The Meaning of “Willful”

Dukane Precast v. Perez | 14-3156

June 2015

OSHA investigations are not usually the source of significant legal developments, but Dukane Precast v. Perez, 14-3156, bucks the trend. After a Dukane Precast worker was seriously injured, OSHA investigated and cited the company with three serious violations, and one willful violation of OSHA regulations, which an administrative law judge upheld. Dukane appealed the findings, arguing inter alia  that willful violation was not in fact “willful.” 

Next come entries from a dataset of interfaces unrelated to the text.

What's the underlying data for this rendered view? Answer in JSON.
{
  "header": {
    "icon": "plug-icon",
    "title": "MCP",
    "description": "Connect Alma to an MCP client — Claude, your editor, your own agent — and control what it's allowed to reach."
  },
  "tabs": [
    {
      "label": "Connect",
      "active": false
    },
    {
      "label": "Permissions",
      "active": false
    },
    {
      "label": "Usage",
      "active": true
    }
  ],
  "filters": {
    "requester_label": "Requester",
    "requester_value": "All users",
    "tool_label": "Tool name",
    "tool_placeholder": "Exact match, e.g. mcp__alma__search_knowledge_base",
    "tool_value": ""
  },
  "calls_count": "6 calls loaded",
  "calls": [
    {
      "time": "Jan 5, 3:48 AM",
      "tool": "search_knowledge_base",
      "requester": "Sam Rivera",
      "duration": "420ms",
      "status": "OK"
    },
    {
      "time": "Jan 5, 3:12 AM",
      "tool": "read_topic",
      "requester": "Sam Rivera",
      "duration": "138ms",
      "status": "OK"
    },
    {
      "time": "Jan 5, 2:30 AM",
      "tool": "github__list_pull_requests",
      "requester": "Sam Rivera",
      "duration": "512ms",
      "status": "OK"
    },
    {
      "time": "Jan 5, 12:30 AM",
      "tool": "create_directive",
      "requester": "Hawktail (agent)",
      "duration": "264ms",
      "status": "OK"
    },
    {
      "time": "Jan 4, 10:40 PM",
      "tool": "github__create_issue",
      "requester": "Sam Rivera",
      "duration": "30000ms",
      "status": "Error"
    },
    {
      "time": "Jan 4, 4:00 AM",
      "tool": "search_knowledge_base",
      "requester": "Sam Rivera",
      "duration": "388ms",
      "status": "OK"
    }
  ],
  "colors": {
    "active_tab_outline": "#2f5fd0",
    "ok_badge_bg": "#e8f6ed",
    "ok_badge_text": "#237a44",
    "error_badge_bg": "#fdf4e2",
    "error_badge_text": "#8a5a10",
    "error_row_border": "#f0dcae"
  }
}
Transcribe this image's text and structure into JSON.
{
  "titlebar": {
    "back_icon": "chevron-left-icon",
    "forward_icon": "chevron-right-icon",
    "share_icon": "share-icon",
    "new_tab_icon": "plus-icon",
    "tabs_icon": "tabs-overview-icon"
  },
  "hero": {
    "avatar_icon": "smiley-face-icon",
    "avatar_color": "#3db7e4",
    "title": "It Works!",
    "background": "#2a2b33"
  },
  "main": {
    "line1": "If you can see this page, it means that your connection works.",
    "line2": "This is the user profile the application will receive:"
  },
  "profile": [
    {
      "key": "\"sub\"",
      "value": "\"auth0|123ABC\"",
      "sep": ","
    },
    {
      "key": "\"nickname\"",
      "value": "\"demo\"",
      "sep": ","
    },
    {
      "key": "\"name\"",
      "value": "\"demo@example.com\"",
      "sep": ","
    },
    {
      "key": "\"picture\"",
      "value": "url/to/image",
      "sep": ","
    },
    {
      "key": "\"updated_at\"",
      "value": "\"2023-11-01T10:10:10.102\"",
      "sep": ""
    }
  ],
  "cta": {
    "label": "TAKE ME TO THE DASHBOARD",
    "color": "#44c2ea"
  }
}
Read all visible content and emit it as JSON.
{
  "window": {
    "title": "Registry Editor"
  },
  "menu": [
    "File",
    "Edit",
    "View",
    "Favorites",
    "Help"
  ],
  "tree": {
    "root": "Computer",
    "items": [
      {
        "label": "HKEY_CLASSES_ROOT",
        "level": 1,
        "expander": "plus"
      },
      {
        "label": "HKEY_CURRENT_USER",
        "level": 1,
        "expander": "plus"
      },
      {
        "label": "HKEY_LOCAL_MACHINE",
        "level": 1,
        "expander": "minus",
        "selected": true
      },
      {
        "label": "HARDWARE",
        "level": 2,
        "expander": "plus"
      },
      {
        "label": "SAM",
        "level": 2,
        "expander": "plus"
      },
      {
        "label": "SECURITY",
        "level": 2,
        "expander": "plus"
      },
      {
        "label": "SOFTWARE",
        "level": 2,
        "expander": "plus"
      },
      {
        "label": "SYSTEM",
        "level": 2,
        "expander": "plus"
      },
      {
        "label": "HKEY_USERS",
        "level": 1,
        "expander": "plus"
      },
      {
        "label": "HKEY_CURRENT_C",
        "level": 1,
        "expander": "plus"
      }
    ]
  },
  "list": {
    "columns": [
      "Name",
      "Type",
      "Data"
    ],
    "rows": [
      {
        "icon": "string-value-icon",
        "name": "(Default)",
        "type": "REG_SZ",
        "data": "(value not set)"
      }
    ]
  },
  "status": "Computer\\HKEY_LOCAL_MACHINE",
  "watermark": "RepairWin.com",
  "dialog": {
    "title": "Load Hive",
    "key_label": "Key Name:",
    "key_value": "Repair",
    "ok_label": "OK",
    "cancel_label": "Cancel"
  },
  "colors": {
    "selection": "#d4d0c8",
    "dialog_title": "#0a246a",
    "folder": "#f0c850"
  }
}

Judge Posner, writing for the Court, provides a brief but very substantive review of the meaning “willfulness” in the context of OSHA enforcement, as well as other contexts – distinguishing between civil law’s understanding of “willfulness” and the term’s use in criminal law. At the end of the day, the Court concluded that under the OSHA regulation at issue, “willfulness” meant simple “recklessness.” More broadly speaking, the opinion provides a good resource for distinguishing between willfulness, recklessness, and negligence as those terms are used in both civil and criminal law. When confronted with these type of issues, Dukane Precast would be a good starting point for understanding these concepts, as well as demonstrating the complexities involved in defining willfulness and its related mens rea standards.